A well-known Malian commander has urged civilians to flee part of a northern region recently attacked by Islamic State jihadists, in a rare admission of the security problems facing locals.
“There are no armed forces or any entity to guarantee the security of the population in these areas,” General El Hadj Ag Gamou said in a message circulating on WhatsApp.
Gamou is an ethnic Tuareg who has played a prominent role in the fight against the Islamic State in the Greater Sahara (ISGS) group in the Gao region.
His undated audio message in the Tamashek language, authenticated to AFP on Wednesday, was a rare admission from such a senior source of the severity of the situation in the area.
It referred specifically to the village of Djebock and neighboring localities between the towns of Gao and Talataye.
“The enemy will surely take control of these areas because no security is there to stop them,” Gamou warned.
He said he “strongly” urged locals to leave and “settle in large cities for their safety and that of their herds while waiting for stability to return.”
The Sahel country is in the grip of a jihadist campaign that began in the north in 2012 alongside a local Tuareg insurgency.
Jihadist massacres spread in 2015 to the center of the country and to neighboring Niger and Burkina Faso.
Across the three countries, thousands have lost their lives and around two million have fled their homes.
Mali is in the hands of a military junta that seized power in August 2020. There was no response on Wednesday from the authorities to Gamou’s widely-circulated message.
Gamou heads a pro-government Tuareg militia called GATIA and holds the rank of general in the Malian army.
The UN has repeatedly expressed concern about the situation around Gao and in Menaka, further east.
The junta has remained relatively quiet about the situation, generally claiming that there has been a “reversal of the trend” of jihadists gaining ground.
Since March, the ISGS has stepped up offensives in the region.

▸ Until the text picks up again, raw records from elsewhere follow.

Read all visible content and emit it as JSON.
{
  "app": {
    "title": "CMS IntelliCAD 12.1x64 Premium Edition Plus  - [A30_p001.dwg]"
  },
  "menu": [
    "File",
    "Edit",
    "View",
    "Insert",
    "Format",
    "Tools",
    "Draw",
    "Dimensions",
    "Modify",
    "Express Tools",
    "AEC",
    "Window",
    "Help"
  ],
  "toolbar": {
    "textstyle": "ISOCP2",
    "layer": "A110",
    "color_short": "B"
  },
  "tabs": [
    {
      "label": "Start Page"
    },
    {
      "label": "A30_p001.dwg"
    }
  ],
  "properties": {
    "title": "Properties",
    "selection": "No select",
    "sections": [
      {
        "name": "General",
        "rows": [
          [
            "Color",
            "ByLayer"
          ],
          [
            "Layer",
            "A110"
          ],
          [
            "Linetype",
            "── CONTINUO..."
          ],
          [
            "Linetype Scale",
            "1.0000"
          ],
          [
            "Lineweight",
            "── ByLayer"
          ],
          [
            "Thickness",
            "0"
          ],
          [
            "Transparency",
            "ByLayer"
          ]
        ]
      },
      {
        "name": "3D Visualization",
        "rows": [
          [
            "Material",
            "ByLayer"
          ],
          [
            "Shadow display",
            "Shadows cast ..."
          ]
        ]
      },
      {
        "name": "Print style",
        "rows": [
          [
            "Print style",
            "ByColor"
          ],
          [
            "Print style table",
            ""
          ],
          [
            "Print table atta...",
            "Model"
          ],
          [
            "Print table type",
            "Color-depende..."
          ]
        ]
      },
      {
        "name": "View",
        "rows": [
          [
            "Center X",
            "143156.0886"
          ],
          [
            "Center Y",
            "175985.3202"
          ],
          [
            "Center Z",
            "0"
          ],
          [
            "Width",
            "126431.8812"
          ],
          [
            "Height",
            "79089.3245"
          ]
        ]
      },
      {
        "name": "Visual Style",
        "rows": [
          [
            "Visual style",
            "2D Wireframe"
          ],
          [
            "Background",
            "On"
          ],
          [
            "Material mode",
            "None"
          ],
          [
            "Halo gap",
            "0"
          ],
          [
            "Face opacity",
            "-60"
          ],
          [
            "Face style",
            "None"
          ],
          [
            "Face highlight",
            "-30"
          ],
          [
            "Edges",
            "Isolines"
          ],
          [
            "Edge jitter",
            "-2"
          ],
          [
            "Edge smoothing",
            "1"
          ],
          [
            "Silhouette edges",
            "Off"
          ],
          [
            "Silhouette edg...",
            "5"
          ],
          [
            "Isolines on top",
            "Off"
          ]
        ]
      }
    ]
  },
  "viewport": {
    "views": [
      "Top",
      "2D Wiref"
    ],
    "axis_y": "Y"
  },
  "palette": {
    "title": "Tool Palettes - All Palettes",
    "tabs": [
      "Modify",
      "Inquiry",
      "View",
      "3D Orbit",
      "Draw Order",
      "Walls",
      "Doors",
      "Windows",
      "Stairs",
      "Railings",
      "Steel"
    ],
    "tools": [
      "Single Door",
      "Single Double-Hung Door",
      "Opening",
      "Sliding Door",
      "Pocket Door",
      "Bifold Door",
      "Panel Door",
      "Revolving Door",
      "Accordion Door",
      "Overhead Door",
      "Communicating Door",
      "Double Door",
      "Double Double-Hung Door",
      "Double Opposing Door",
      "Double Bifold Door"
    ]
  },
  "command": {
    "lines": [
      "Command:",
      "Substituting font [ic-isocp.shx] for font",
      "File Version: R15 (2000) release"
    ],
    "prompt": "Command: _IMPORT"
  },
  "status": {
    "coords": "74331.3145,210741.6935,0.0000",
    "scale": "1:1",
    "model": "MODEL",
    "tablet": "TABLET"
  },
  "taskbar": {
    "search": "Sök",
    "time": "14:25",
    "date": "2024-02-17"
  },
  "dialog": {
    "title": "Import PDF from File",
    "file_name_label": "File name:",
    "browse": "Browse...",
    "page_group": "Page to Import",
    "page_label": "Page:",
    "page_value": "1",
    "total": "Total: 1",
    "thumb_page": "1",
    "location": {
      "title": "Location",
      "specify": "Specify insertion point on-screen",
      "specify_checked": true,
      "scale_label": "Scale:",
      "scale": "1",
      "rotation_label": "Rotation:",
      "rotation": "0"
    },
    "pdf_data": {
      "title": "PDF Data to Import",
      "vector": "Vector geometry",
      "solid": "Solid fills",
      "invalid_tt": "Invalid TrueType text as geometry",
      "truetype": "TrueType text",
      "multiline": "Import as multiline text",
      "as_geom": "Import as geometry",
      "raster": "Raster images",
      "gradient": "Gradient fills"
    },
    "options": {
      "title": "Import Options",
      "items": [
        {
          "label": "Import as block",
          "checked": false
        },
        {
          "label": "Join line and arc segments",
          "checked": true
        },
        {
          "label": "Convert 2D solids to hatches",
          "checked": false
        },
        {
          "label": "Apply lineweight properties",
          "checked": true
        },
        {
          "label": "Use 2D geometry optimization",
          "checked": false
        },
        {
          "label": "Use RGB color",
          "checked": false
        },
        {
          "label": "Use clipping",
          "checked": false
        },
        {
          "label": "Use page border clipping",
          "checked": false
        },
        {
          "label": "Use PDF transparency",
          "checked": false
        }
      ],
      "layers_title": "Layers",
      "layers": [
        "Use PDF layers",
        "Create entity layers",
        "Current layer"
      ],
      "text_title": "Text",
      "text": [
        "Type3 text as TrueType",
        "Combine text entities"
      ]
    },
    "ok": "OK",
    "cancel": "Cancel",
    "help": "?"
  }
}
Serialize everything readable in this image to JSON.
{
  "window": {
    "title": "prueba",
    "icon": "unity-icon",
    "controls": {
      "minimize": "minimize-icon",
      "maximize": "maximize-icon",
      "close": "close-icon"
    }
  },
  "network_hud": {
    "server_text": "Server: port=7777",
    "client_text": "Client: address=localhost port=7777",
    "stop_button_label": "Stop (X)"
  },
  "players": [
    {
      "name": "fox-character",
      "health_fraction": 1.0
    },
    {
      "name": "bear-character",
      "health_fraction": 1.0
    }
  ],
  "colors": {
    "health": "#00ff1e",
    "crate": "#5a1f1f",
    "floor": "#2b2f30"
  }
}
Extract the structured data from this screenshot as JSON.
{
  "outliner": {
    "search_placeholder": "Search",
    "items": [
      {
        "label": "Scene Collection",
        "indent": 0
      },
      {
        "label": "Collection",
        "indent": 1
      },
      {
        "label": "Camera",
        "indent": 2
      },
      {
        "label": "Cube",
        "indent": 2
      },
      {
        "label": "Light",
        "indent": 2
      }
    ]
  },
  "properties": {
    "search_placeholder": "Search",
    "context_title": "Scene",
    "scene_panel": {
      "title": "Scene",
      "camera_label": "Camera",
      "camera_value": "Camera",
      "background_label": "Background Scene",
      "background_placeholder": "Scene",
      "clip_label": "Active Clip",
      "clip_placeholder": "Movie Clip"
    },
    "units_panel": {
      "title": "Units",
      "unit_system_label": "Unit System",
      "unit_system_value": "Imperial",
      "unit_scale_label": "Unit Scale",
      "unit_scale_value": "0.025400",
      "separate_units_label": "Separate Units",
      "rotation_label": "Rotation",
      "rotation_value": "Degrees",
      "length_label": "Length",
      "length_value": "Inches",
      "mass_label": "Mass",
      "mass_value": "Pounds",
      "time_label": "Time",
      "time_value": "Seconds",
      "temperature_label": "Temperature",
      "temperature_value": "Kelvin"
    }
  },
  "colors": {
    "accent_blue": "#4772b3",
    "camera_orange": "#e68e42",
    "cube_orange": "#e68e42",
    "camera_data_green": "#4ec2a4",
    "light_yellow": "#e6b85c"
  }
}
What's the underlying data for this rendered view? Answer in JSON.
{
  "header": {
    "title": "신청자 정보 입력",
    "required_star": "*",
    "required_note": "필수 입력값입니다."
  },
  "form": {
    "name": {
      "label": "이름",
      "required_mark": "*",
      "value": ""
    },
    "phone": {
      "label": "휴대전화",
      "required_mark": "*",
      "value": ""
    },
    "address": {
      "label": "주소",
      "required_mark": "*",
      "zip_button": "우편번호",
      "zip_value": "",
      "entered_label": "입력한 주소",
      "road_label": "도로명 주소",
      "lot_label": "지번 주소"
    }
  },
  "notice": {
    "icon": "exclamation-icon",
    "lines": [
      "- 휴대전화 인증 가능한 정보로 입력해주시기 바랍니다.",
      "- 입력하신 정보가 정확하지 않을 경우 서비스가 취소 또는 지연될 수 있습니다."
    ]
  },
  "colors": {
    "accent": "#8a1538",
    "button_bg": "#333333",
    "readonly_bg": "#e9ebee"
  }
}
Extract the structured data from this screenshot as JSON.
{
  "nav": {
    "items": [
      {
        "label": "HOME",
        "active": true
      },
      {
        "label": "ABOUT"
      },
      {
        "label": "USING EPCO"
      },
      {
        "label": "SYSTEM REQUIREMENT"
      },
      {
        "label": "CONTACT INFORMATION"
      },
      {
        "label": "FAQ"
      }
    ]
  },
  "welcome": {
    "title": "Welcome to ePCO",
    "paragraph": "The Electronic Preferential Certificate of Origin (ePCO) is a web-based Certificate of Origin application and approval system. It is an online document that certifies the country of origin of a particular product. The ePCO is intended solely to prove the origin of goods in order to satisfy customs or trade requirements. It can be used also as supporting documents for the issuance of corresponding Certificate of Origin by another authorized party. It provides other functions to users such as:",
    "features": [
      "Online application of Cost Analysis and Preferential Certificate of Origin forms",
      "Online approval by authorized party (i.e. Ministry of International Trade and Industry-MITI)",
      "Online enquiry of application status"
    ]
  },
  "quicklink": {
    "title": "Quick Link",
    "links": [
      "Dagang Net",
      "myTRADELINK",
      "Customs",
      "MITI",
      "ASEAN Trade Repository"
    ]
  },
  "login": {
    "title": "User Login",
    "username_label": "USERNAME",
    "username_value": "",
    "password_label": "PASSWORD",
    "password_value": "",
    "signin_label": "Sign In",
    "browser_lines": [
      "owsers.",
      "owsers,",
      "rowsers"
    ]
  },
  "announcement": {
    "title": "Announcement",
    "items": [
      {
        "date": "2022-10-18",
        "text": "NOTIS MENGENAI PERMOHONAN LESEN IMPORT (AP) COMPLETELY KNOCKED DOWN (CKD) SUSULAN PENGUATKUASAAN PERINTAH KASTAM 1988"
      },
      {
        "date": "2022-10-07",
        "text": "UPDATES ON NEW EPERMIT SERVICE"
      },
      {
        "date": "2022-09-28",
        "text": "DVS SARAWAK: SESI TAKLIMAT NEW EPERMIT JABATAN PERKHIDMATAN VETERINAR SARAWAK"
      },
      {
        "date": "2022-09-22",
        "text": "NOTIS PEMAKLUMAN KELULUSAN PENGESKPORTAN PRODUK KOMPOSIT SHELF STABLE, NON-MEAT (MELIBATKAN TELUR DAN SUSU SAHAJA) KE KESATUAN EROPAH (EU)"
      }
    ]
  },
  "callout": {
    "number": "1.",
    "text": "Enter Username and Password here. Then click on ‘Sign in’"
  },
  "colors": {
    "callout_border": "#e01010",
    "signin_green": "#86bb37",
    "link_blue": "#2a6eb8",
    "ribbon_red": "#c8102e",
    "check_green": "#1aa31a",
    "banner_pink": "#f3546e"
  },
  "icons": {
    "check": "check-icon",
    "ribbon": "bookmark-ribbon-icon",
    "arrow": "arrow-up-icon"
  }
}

Dozens of civilians were killed last week at Talataye, the first time the town had been targeted.
The state has a very weak presence there. Local people, mainly nomads living in camps scattered across the desert, are caught in the conflict, often facing accusations from the jihadists of collaborating with the authorities.